ABOUT THIS EXERCISE:
Search the records for "nMODELING". Report every line where it occurs.
---------- SUPPLIED ENTRIES
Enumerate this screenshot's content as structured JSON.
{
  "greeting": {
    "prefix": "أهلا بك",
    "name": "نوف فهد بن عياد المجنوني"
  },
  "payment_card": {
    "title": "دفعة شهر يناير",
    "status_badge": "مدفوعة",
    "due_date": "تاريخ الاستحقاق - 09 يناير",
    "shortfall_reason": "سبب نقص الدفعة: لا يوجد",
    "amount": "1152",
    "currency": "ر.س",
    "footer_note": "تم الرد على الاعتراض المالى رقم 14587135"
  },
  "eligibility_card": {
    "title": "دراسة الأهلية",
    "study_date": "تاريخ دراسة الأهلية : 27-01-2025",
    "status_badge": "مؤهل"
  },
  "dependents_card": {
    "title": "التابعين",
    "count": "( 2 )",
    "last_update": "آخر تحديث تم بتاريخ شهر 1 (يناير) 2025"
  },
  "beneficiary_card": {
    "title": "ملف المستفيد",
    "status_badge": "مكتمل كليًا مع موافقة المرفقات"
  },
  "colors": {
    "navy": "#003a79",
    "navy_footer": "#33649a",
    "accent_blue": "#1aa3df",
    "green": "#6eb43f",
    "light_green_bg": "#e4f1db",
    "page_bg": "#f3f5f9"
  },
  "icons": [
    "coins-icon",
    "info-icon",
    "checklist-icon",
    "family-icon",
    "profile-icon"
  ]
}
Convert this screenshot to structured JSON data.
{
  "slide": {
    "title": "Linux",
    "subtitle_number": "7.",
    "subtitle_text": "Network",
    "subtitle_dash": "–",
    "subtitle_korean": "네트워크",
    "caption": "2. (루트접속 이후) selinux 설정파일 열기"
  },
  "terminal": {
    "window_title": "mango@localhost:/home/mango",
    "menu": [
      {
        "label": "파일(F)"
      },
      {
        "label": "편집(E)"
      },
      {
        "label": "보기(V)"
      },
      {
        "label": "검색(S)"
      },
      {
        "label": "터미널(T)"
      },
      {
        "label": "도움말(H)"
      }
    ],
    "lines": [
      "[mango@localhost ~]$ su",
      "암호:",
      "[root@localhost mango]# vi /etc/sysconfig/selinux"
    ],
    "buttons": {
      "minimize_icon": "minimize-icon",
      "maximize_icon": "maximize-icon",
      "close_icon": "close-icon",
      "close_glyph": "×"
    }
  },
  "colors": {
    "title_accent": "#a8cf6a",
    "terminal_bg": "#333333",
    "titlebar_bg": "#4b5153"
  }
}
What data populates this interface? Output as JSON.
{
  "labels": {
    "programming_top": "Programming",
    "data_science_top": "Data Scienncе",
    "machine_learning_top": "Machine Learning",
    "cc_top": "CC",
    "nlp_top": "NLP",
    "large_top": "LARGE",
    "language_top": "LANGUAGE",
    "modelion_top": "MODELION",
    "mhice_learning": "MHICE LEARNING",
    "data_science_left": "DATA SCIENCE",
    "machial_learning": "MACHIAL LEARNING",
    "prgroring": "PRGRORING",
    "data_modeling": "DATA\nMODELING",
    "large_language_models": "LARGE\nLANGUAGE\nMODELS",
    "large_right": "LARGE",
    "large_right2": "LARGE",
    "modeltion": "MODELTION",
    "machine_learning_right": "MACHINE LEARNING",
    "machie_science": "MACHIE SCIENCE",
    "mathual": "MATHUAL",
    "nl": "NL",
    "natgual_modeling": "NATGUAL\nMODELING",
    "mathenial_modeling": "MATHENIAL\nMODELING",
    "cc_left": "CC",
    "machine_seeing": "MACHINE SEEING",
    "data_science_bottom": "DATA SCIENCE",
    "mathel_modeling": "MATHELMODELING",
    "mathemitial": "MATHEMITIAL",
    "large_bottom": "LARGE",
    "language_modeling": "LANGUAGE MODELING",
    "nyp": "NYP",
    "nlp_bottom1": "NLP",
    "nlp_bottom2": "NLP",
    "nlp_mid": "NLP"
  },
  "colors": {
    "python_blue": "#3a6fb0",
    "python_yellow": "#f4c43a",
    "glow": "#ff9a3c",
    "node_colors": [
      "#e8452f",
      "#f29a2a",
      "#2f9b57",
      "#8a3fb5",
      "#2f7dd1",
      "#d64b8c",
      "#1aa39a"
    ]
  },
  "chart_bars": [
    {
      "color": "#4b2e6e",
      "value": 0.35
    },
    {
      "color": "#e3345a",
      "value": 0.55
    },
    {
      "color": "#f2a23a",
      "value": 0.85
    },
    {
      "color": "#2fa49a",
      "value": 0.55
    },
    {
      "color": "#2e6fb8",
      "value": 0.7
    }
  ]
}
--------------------
ANSWER BOX:
    "data_modeling": "DATA\nMODELING",
    "natgual_modeling": "NATGUAL\nMODELING",
    "mathenial_modeling": "MATHENIAL\nMODELING",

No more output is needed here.